GIVEN ENTRIES Start Marker

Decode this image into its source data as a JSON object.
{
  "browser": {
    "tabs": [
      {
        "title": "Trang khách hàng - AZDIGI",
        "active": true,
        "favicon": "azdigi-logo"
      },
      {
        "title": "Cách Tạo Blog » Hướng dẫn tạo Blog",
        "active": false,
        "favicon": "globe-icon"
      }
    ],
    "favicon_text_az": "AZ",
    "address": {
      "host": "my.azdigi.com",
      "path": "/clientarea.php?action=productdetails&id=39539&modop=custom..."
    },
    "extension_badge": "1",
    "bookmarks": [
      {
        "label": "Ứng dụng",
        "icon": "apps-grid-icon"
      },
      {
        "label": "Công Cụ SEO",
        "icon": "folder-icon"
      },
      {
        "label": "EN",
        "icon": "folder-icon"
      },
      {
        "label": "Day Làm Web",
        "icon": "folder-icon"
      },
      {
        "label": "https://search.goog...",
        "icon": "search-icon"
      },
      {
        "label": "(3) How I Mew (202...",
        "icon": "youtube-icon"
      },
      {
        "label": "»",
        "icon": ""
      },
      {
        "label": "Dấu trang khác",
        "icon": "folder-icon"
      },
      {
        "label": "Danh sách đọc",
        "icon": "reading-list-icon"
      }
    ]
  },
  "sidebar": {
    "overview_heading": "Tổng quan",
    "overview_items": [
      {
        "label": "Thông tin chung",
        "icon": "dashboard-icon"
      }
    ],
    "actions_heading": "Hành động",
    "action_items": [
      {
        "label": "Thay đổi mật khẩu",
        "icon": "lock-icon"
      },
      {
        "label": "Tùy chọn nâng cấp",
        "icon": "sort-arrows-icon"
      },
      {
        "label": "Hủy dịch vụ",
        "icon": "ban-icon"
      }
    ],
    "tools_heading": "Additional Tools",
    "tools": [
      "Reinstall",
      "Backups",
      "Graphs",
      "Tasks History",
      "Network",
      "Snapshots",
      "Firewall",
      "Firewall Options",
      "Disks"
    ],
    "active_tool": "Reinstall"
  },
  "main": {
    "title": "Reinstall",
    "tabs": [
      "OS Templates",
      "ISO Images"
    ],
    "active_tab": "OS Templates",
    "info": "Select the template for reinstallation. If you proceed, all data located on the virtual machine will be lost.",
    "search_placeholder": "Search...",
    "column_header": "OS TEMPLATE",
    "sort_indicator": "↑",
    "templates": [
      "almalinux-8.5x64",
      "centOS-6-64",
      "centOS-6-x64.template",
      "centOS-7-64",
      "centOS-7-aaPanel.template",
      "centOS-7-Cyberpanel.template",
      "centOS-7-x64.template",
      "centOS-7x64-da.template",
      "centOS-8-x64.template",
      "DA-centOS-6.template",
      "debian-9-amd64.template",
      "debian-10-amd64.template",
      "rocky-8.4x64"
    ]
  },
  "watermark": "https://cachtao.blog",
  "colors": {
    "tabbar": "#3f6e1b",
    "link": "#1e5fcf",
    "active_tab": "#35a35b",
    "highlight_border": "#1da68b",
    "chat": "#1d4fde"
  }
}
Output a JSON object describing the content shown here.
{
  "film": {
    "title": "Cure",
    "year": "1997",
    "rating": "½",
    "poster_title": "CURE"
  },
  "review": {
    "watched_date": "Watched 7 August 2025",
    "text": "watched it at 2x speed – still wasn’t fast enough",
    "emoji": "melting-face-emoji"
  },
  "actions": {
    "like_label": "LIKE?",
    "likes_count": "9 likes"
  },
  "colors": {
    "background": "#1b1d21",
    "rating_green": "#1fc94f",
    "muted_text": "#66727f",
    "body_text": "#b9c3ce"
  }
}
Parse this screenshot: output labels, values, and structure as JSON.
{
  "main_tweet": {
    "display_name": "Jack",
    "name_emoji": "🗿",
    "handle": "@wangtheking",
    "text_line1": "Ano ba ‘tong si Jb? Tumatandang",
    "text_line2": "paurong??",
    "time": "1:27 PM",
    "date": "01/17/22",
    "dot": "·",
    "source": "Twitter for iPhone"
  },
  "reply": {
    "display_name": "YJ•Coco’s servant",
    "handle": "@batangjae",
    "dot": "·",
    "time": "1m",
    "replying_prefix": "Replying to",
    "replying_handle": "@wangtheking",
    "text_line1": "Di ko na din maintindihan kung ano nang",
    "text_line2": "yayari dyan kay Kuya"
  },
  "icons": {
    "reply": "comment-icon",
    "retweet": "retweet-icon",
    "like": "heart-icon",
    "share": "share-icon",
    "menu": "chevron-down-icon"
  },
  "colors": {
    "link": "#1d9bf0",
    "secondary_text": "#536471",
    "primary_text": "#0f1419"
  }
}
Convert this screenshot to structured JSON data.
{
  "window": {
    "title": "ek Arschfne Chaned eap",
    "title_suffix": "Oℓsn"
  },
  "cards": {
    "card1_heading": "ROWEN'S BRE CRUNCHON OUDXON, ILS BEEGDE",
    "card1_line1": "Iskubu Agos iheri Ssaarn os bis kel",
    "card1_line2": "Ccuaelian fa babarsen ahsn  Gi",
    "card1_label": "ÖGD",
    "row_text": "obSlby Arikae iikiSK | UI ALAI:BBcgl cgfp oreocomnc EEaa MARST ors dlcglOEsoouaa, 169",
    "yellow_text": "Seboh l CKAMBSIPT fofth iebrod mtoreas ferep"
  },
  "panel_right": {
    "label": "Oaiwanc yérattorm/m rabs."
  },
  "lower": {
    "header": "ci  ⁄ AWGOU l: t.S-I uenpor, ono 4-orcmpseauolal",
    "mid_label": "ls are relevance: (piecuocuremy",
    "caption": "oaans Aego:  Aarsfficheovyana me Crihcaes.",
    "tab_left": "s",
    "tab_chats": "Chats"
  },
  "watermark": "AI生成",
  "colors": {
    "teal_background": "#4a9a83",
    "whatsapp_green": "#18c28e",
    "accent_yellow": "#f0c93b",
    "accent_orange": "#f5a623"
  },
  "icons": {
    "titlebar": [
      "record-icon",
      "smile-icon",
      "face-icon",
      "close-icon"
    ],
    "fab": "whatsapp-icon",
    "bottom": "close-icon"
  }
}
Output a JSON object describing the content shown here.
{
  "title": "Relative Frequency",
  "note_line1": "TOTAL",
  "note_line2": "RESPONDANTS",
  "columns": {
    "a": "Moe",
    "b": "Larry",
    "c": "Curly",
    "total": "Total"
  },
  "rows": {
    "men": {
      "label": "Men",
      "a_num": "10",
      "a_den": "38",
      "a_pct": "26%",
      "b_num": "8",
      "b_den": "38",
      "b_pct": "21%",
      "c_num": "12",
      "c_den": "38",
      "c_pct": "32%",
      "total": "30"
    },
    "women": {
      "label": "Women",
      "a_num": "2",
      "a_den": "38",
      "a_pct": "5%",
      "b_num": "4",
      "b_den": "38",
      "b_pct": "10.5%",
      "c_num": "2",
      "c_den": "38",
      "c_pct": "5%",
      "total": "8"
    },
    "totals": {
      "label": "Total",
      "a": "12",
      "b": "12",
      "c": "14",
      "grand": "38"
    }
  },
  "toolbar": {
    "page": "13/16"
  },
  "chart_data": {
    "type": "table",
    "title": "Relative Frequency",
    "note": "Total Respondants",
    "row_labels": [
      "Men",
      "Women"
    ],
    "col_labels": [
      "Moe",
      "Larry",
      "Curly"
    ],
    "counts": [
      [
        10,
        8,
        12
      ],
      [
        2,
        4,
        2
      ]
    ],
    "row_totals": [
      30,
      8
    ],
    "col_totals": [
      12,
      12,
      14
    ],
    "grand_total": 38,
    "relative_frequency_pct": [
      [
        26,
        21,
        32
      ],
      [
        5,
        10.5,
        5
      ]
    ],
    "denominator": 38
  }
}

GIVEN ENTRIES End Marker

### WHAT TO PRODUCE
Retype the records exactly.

### WORKED SOLUTION
Decode this image into its source data as a JSON object.
{
  "browser": {
    "tabs": [
      {
        "title": "Trang khách hàng - AZDIGI",
        "active": true,
        "favicon": "azdigi-logo"
      },
      {
        "title": "Cách Tạo Blog » Hướng dẫn tạo Blog",
        "active": false,
        "favicon": "globe-icon"
      }
    ],
    "favicon_text_az": "AZ",
    "address": {
      "host": "my.azdigi.com",
      "path": "/clientarea.php?action=productdetails&id=39539&modop=custom..."
    },
    "extension_badge": "1",
    "bookmarks": [
      {
        "label": "Ứng dụng",
        "icon": "apps-grid-icon"
      },
      {
        "label": "Công Cụ SEO",
        "icon": "folder-icon"
      },
      {
        "label": "EN",
        "icon": "folder-icon"
      },
      {
        "label": "Day Làm Web",
        "icon": "folder-icon"
      },
      {
        "label": "https://search.goog...",
        "icon": "search-icon"
      },
      {
        "label": "(3) How I Mew (202...",
        "icon": "youtube-icon"
      },
      {
        "label": "»",
        "icon": ""
      },
      {
        "label": "Dấu trang khác",
        "icon": "folder-icon"
      },
      {
        "label": "Danh sách đọc",
        "icon": "reading-list-icon"
      }
    ]
  },
  "sidebar": {
    "overview_heading": "Tổng quan",
    "overview_items": [
      {
        "label": "Thông tin chung",
        "icon": "dashboard-icon"
      }
    ],
    "actions_heading": "Hành động",
    "action_items": [
      {
        "label": "Thay đổi mật khẩu",
        "icon": "lock-icon"
      },
      {
        "label": "Tùy chọn nâng cấp",
        "icon": "sort-arrows-icon"
      },
      {
        "label": "Hủy dịch vụ",
        "icon": "ban-icon"
      }
    ],
    "tools_heading": "Additional Tools",
    "tools": [
      "Reinstall",
      "Backups",
      "Graphs",
      "Tasks History",
      "Network",
      "Snapshots",
      "Firewall",
      "Firewall Options",
      "Disks"
    ],
    "active_tool": "Reinstall"
  },
  "main": {
    "title": "Reinstall",
    "tabs": [
      "OS Templates",
      "ISO Images"
    ],
    "active_tab": "OS Templates",
    "info": "Select the template for reinstallation. If you proceed, all data located on the virtual machine will be lost.",
    "search_placeholder": "Search...",
    "column_header": "OS TEMPLATE",
    "sort_indicator": "↑",
    "templates": [
      "almalinux-8.5x64",
      "centOS-6-64",
      "centOS-6-x64.template",
      "centOS-7-64",
      "centOS-7-aaPanel.template",
      "centOS-7-Cyberpanel.template",
      "centOS-7-x64.template",
      "centOS-7x64-da.template",
      "centOS-8-x64.template",
      "DA-centOS-6.template",
      "debian-9-amd64.template",
      "debian-10-amd64.template",
      "rocky-8.4x64"
    ]
  },
  "watermark": "https://cachtao.blog",
  "colors": {
    "tabbar": "#3f6e1b",
    "link": "#1e5fcf",
    "active_tab": "#35a35b",
    "highlight_border": "#1da68b",
    "chat": "#1d4fde"
  }
}
Output a JSON object describing the content shown here.
{
  "film": {
    "title": "Cure",
    "year": "1997",
    "rating": "½",
    "poster_title": "CURE"
  },
  "review": {
    "watched_date": "Watched 7 August 2025",
    "text": "watched it at 2x speed – still wasn’t fast enough",
    "emoji": "melting-face-emoji"
  },
  "actions": {
    "like_label": "LIKE?",
    "likes_count": "9 likes"
  },
  "colors": {
    "background": "#1b1d21",
    "rating_green": "#1fc94f",
    "muted_text": "#66727f",
    "body_text": "#b9c3ce"
  }
}
Parse this screenshot: output labels, values, and structure as JSON.
{
  "main_tweet": {
    "display_name": "Jack",
    "name_emoji": "🗿",
    "handle": "@wangtheking",
    "text_line1": "Ano ba ‘tong si Jb? Tumatandang",
    "text_line2": "paurong??",
    "time": "1:27 PM",
    "date": "01/17/22",
    "dot": "·",
    "source": "Twitter for iPhone"
  },
  "reply": {
    "display_name": "YJ•Coco’s servant",
    "handle": "@batangjae",
    "dot": "·",
    "time": "1m",
    "replying_prefix": "Replying to",
    "replying_handle": "@wangtheking",
    "text_line1": "Di ko na din maintindihan kung ano nang",
    "text_line2": "yayari dyan kay Kuya"
  },
  "icons": {
    "reply": "comment-icon",
    "retweet": "retweet-icon",
    "like": "heart-icon",
    "share": "share-icon",
    "menu": "chevron-down-icon"
  },
  "colors": {
    "link": "#1d9bf0",
    "secondary_text": "#536471",
    "primary_text": "#0f1419"
  }
}
Convert this screenshot to structured JSON data.
{
  "window": {
    "title": "ek Arschfne Chaned eap",
    "title_suffix": "Oℓsn"
  },
  "cards": {
    "card1_heading": "ROWEN'S BRE CRUNCHON OUDXON, ILS BEEGDE",
    "card1_line1": "Iskubu Agos iheri Ssaarn os bis kel",
    "card1_line2": "Ccuaelian fa babarsen ahsn  Gi",
    "card1_label": "ÖGD",
    "row_text": "obSlby Arikae iikiSK | UI ALAI:BBcgl cgfp oreocomnc EEaa MARST ors dlcglOEsoouaa, 169",
    "yellow_text": "Seboh l CKAMBSIPT fofth iebrod mtoreas ferep"
  },
  "panel_right": {
    "label": "Oaiwanc yérattorm/m rabs."
  },
  "lower": {
    "header": "ci  ⁄ AWGOU l: t.S-I uenpor, ono 4-orcmpseauolal",
    "mid_label": "ls are relevance: (piecuocuremy",
    "caption": "oaans Aego:  Aarsfficheovyana me Crihcaes.",
    "tab_left": "s",
    "tab_chats": "Chats"
  },
  "watermark": "AI生成",
  "colors": {
    "teal_background": "#4a9a83",
    "whatsapp_green": "#18c28e",
    "accent_yellow": "#f0c93b",
    "accent_orange": "#f5a623"
  },
  "icons": {
    "titlebar": [
      "record-icon",
      "smile-icon",
      "face-icon",
      "close-icon"
    ],
    "fab": "whatsapp-icon",
    "bottom": "close-icon"
  }
}
Output a JSON object describing the content shown here.
{
  "title": "Relative Frequency",
  "note_line1": "TOTAL",
  "note_line2": "RESPONDANTS",
  "columns": {
    "a": "Moe",
    "b": "Larry",
    "c": "Curly",
    "total": "Total"
  },
  "rows": {
    "men": {
      "label": "Men",
      "a_num": "10",
      "a_den": "38",
      "a_pct": "26%",
      "b_num": "8",
      "b_den": "38",
      "b_pct": "21%",
      "c_num": "12",
      "c_den": "38",
      "c_pct": "32%",
      "total": "30"
    },
    "women": {
      "label": "Women",
      "a_num": "2",
      "a_den": "38",
      "a_pct": "5%",
      "b_num": "4",
      "b_den": "38",
      "b_pct": "10.5%",
      "c_num": "2",
      "c_den": "38",
      "c_pct": "5%",
      "total": "8"
    },
    "totals": {
      "label": "Total",
      "a": "12",
      "b": "12",
      "c": "14",
      "grand": "38"
    }
  },
  "toolbar": {
    "page": "13/16"
  },
  "chart_data": {
    "type": "table",
    "title": "Relative Frequency",
    "note": "Total Respondants",
    "row_labels": [
      "Men",
      "Women"
    ],
    "col_labels": [
      "Moe",
      "Larry",
      "Curly"
    ],
    "counts": [
      [
        10,
        8,
        12
      ],
      [
        2,
        4,
        2
      ]
    ],
    "row_totals": [
      30,
      8
    ],
    "col_totals": [
      12,
      12,
      14
    ],
    "grand_total": 38,
    "relative_frequency_pct": [
      [
        26,
        21,
        32
      ],
      [
        5,
        10.5,
        5
      ]
    ],
    "denominator": 38
  }
}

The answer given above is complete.